If an employee files an OSHA complaint against your business, an investigator will notify you and work with you and the employee to resolve the situation. 

This and other whistleblower protection laws make it easier for individuals to make allegations against a business without fear of retaliation.

OSHA Resources for Employers

For more information about OSHA regulations, go to the Department of Labor OSHA Law and Regulations site. The "All About OSHA" booklet is a general overview of OSHA. You may also get help in creating an employee training program from this OSHA Training Requirements and Resources guide.

Article Sources

  1. OSHA. "Discretion in Enforcement When Considering an Employer's Good Faith Efforts During the Coronavirus Disease 2019 (CVID-19) Pandemic." Accessed May 6, 2020.

  2. OSHA. "Help for Employers Am I Covered by OSHA?" Accessed May 6, 2020.

  3. OSHA. "OSHA's Free Workplace Poster." Accessed May 6, 2020.

  4. OSHA. "Hazard Communication." Accessed May 6, 2020.

  5. Centers for Disease Control and Prevention. "Sharps Injusires: Bloodborne Pathogens." Accessed May 6, 2020

  6. OSHA. "Bloodborne Pathogens and Needlestick Prevention." Accessed May 6, 2020.

  7. OSHA. "Personal Protective Equipment." Accessed May 6, 2020.

  8. OSHA. "Employer Responsibilities." Accessed May 6, 2020.

  9. OSHA. "Standard Number 1904.1 – Partial Exemption for Employers with 10 or Fewer Employees." Accessed May 6, 2020.

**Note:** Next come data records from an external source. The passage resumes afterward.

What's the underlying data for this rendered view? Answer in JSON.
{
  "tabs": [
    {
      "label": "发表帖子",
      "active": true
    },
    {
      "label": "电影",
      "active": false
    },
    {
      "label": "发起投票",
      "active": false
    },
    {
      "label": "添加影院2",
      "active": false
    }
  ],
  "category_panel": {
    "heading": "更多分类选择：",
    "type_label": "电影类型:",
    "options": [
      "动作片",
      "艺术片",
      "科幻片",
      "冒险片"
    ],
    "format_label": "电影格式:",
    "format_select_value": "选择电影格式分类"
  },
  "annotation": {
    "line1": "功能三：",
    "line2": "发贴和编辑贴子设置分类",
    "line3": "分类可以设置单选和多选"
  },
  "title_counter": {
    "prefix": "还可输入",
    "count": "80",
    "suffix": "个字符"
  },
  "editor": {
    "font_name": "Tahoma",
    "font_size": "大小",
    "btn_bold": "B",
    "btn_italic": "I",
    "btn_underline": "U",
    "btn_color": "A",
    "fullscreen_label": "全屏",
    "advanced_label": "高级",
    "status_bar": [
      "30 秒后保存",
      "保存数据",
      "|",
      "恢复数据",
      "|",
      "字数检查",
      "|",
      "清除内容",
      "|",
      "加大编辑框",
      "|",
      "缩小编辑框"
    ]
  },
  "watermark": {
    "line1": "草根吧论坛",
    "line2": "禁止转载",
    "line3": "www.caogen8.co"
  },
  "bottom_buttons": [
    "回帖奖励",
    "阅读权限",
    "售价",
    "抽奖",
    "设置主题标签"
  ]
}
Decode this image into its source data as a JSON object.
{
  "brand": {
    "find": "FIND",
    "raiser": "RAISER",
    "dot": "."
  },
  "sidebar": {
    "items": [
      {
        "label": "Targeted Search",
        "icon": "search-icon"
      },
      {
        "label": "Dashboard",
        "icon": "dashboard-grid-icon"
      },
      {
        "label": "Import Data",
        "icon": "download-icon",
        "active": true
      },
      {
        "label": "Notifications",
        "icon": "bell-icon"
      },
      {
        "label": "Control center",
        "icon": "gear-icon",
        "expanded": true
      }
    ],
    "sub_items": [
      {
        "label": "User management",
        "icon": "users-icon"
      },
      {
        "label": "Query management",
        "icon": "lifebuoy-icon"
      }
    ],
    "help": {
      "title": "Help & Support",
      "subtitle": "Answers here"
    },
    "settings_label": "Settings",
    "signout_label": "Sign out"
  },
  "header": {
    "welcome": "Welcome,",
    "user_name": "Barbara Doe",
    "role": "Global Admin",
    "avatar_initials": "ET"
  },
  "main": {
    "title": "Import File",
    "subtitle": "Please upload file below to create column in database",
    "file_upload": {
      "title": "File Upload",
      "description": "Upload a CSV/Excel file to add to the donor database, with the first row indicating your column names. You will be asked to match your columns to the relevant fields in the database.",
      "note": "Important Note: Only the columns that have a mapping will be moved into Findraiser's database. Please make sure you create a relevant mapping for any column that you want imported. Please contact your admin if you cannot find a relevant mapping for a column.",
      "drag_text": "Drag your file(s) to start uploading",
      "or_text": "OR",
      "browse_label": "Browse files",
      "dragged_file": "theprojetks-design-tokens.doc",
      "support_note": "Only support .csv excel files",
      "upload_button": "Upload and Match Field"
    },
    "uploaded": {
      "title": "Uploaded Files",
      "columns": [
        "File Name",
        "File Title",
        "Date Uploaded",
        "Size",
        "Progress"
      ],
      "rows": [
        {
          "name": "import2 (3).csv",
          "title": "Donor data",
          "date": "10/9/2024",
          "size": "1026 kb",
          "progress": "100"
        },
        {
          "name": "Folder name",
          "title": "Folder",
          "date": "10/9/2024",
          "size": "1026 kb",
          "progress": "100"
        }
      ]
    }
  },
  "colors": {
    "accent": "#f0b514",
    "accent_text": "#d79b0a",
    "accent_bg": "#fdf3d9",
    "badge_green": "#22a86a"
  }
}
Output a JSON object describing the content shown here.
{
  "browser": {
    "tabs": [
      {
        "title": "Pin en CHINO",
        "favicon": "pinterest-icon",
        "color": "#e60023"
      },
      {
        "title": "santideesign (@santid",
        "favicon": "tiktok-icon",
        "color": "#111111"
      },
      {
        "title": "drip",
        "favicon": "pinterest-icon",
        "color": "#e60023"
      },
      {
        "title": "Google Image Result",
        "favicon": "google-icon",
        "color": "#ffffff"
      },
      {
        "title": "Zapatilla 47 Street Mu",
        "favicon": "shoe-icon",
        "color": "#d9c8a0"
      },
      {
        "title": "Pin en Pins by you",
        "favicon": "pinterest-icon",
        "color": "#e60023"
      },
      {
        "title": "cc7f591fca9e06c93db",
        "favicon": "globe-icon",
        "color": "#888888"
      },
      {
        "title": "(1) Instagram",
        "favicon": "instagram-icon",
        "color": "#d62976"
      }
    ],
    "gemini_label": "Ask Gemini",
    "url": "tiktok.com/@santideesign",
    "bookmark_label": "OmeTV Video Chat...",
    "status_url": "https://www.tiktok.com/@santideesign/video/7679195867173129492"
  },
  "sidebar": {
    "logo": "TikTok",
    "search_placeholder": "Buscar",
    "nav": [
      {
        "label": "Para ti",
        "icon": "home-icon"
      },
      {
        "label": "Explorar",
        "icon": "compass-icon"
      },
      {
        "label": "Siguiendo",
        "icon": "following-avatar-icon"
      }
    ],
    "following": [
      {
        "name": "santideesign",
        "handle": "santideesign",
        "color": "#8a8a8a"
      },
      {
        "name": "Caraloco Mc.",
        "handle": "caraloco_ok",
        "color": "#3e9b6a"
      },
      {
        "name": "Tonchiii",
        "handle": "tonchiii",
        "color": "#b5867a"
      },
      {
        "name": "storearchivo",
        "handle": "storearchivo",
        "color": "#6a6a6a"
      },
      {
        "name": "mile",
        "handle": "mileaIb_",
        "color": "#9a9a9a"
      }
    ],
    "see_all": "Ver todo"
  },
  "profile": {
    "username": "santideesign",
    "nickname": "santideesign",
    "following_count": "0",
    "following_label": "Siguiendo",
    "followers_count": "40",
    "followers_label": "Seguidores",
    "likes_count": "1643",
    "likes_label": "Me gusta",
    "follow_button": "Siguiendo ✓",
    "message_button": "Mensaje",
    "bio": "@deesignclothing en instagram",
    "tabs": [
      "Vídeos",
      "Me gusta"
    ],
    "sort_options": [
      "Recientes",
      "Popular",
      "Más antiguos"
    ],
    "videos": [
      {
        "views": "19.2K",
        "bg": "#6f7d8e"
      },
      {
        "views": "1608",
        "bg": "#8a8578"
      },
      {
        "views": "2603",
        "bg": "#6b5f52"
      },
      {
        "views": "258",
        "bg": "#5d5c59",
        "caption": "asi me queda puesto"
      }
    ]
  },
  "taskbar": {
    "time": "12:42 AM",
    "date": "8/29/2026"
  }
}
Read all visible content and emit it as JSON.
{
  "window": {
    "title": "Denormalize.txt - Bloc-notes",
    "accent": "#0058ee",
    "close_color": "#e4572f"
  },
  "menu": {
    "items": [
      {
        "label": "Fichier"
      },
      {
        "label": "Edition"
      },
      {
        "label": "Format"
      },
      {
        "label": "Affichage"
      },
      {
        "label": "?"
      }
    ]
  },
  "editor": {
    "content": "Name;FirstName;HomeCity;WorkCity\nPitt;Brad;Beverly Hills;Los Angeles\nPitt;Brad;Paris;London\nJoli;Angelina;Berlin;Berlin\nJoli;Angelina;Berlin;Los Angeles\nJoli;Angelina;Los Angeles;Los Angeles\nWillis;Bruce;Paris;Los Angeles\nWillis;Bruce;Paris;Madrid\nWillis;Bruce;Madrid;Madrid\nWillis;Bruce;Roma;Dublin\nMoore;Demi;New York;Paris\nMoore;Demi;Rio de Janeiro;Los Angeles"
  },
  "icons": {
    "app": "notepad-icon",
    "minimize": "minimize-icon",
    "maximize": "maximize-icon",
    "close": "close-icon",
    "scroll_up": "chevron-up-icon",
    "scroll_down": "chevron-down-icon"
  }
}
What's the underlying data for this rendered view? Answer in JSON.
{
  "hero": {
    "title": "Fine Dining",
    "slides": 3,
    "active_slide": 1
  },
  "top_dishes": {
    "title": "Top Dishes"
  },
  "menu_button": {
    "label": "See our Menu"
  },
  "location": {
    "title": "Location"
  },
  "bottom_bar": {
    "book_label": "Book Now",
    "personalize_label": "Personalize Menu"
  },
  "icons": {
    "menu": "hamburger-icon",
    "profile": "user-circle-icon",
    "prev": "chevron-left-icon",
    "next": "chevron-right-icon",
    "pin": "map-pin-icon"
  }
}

  10. OSHA. "Fact Sheet – OSHA Inspections. " Download PDF. Accessed May 6, 2020.

  11. OSHA. "Whistleblower Laws Enforced by OSHA." Accessed May 6, 2020.